Copy every line of the records exactly, without including the images.

RECORDS TO PROCESS below:

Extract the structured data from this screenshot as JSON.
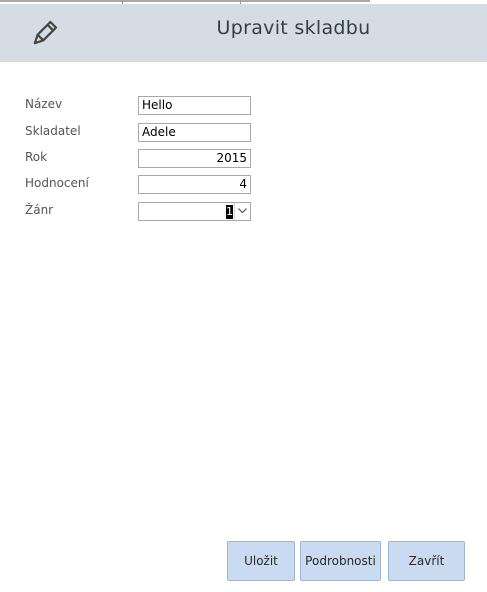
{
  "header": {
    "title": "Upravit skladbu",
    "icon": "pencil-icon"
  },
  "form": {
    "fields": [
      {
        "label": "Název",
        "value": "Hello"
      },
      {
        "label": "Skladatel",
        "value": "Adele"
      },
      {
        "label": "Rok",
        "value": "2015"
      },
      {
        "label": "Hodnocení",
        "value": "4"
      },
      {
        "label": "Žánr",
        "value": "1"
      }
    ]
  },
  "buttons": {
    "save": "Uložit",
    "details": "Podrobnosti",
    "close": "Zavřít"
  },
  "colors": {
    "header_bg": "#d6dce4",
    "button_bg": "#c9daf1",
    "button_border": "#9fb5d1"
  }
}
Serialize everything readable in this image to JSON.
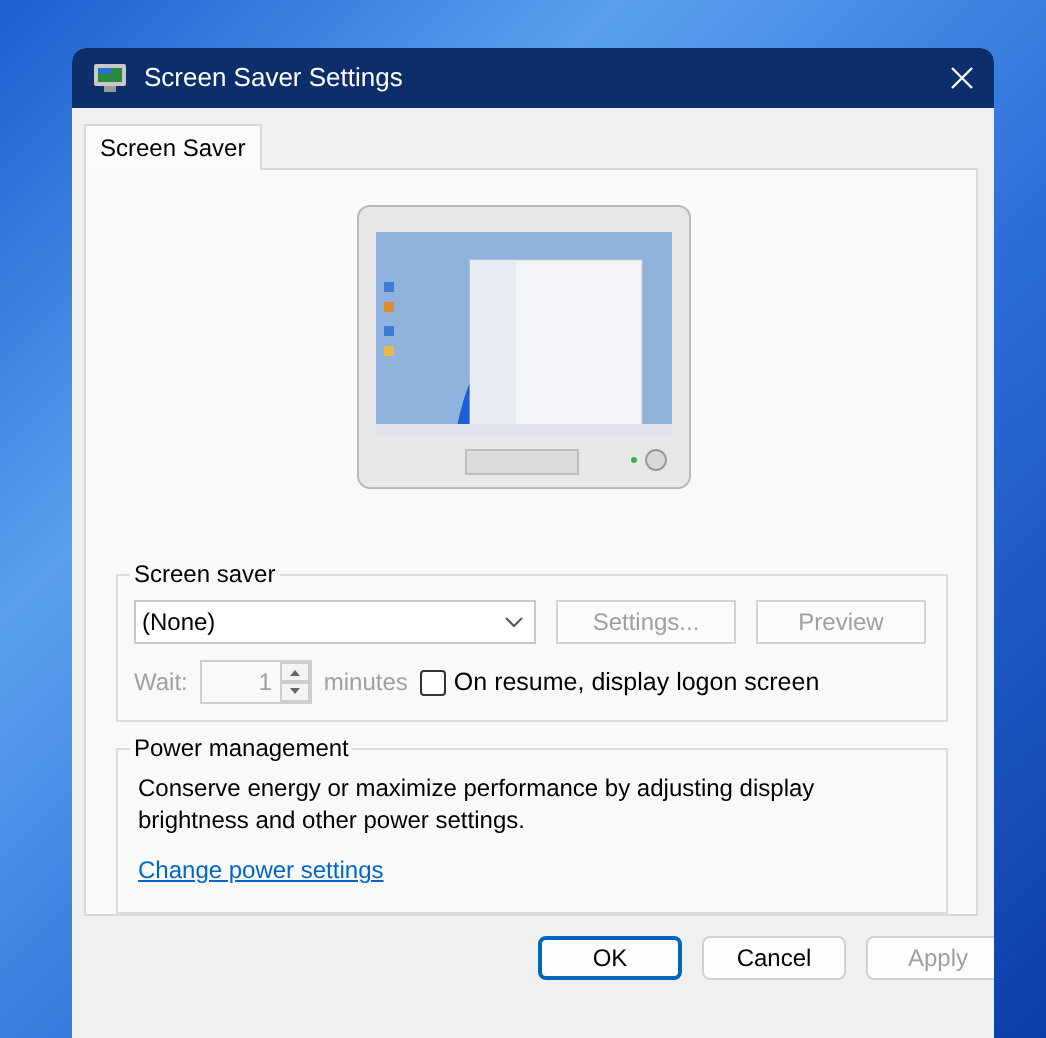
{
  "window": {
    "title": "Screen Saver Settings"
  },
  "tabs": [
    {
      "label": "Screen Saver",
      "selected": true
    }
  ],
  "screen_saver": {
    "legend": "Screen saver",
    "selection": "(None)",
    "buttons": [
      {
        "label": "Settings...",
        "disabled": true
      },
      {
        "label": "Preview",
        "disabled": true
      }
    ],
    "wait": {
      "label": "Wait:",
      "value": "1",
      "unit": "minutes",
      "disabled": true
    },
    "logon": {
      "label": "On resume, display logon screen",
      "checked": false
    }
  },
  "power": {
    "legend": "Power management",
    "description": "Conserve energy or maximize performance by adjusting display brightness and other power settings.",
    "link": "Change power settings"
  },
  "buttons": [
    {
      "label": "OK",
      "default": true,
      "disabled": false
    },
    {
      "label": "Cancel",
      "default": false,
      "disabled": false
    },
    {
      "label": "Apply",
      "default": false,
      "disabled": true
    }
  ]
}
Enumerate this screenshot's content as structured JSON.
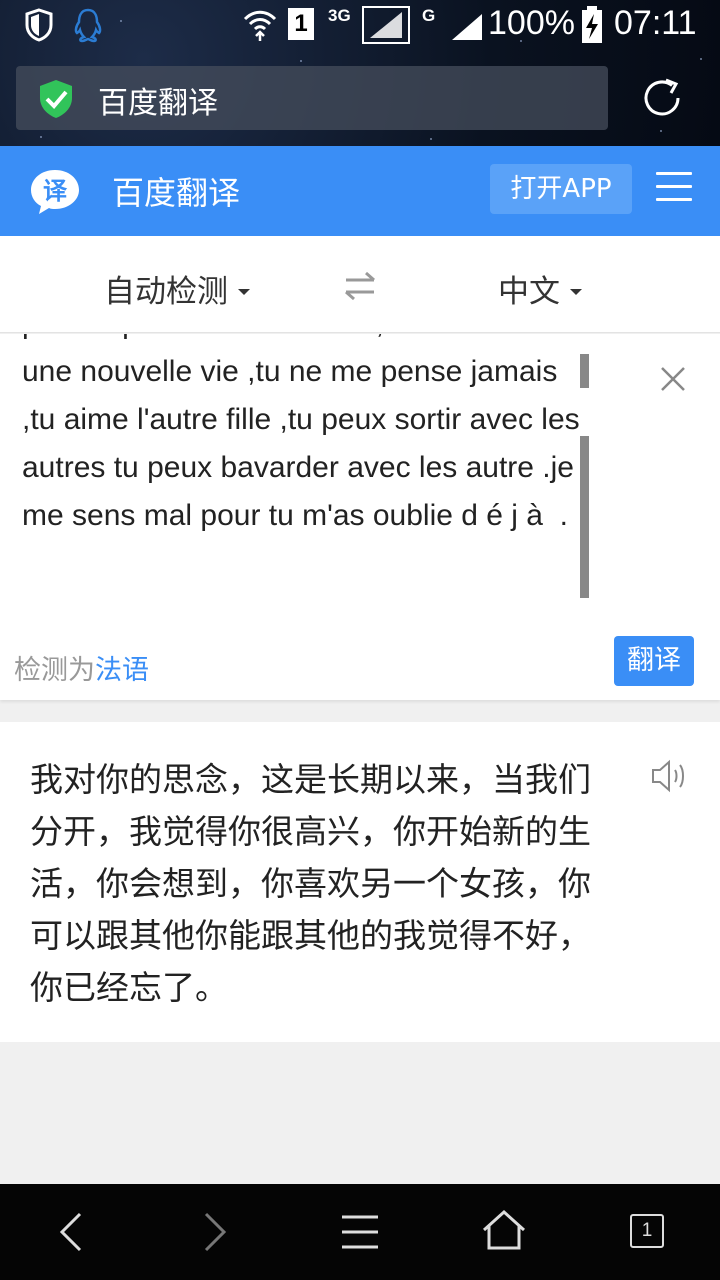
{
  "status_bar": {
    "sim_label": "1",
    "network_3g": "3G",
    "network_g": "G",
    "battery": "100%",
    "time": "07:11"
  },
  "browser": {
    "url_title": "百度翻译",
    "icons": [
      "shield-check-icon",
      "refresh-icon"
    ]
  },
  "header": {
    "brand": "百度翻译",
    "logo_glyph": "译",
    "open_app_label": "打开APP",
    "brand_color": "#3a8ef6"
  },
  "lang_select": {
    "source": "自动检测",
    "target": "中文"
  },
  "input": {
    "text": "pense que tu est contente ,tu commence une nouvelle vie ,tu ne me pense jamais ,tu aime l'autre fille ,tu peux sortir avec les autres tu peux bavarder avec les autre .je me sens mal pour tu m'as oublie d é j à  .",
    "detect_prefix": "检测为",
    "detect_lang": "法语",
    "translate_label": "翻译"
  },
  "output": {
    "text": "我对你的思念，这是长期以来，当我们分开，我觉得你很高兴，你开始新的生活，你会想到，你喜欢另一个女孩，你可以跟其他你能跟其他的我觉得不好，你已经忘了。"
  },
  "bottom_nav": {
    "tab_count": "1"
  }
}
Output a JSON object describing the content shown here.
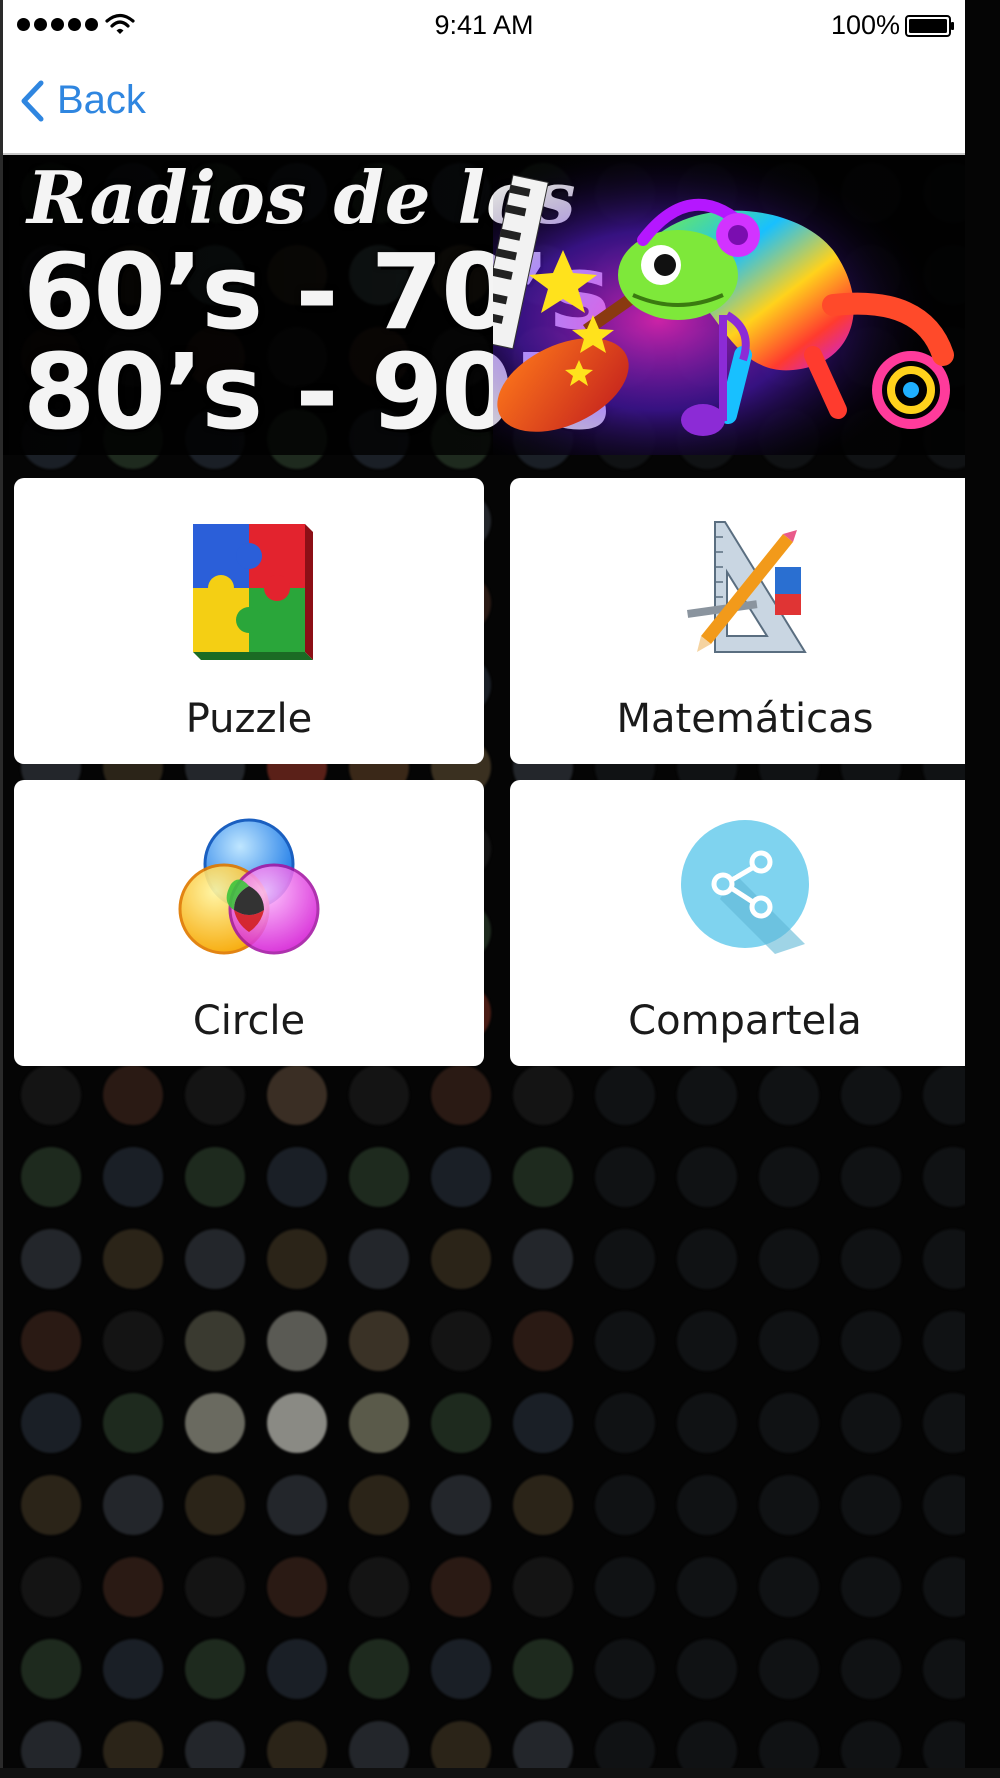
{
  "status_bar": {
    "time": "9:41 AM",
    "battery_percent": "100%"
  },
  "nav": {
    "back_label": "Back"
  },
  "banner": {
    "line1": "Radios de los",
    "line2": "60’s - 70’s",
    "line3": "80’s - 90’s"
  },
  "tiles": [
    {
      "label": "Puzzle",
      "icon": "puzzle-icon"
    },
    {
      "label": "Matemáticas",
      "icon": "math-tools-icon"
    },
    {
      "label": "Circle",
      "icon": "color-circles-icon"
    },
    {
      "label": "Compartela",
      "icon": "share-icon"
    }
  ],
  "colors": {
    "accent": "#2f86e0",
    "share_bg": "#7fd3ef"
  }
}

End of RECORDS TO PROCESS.

▶ _TASK SOLUTION_:
Extract the structured data from this screenshot as JSON.
{
  "header": {
    "title": "Upravit skladbu",
    "icon": "pencil-icon"
  },
  "form": {
    "fields": [
      {
        "label": "Název",
        "value": "Hello"
      },
      {
        "label": "Skladatel",
        "value": "Adele"
      },
      {
        "label": "Rok",
        "value": "2015"
      },
      {
        "label": "Hodnocení",
        "value": "4"
      },
      {
        "label": "Žánr",
        "value": "1"
      }
    ]
  },
  "buttons": {
    "save": "Uložit",
    "details": "Podrobnosti",
    "close": "Zavřít"
  },
  "colors": {
    "header_bg": "#d6dce4",
    "button_bg": "#c9daf1",
    "button_border": "#9fb5d1"
  }
}
Serialize everything readable in this image to JSON.
{
  "window": {
    "title": "Screen Saver Settings"
  },
  "tabs": [
    {
      "label": "Screen Saver",
      "selected": true
    }
  ],
  "screen_saver": {
    "legend": "Screen saver",
    "selection": "(None)",
    "buttons": [
      {
        "label": "Settings...",
        "disabled": true
      },
      {
        "label": "Preview",
        "disabled": true
      }
    ],
    "wait": {
      "label": "Wait:",
      "value": "1",
      "unit": "minutes",
      "disabled": true
    },
    "logon": {
      "label": "On resume, display logon screen",
      "checked": false
    }
  },
  "power": {
    "legend": "Power management",
    "description": "Conserve energy or maximize performance by adjusting display brightness and other power settings.",
    "link": "Change power settings"
  },
  "buttons": [
    {
      "label": "OK",
      "default": true,
      "disabled": false
    },
    {
      "label": "Cancel",
      "default": false,
      "disabled": false
    },
    {
      "label": "Apply",
      "default": false,
      "disabled": true
    }
  ]
}
Enumerate this screenshot's content as structured JSON.
{
  "status_bar": {
    "sim_label": "1",
    "network_3g": "3G",
    "network_g": "G",
    "battery": "100%",
    "time": "07:11"
  },
  "browser": {
    "url_title": "百度翻译",
    "icons": [
      "shield-check-icon",
      "refresh-icon"
    ]
  },
  "header": {
    "brand": "百度翻译",
    "logo_glyph": "译",
    "open_app_label": "打开APP",
    "brand_color": "#3a8ef6"
  },
  "lang_select": {
    "source": "自动检测",
    "target": "中文"
  },
  "input": {
    "text": "pense que tu est contente ,tu commence une nouvelle vie ,tu ne me pense jamais ,tu aime l'autre fille ,tu peux sortir avec les autres tu peux bavarder avec les autre .je me sens mal pour tu m'as oublie d é j à  .",
    "detect_prefix": "检测为",
    "detect_lang": "法语",
    "translate_label": "翻译"
  },
  "output": {
    "text": "我对你的思念，这是长期以来，当我们分开，我觉得你很高兴，你开始新的生活，你会想到，你喜欢另一个女孩，你可以跟其他你能跟其他的我觉得不好，你已经忘了。"
  },
  "bottom_nav": {
    "tab_count": "1"
  }
}
Output a JSON object describing the content shown here.
{
  "status_bar": {
    "time": "9:41 AM",
    "battery_percent": "100%"
  },
  "nav": {
    "back_label": "Back"
  },
  "banner": {
    "line1": "Radios de los",
    "line2": "60’s - 70’s",
    "line3": "80’s - 90’s"
  },
  "tiles": [
    {
      "label": "Puzzle",
      "icon": "puzzle-icon"
    },
    {
      "label": "Matemáticas",
      "icon": "math-tools-icon"
    },
    {
      "label": "Circle",
      "icon": "color-circles-icon"
    },
    {
      "label": "Compartela",
      "icon": "share-icon"
    }
  ],
  "colors": {
    "accent": "#2f86e0",
    "share_bg": "#7fd3ef"
  }
}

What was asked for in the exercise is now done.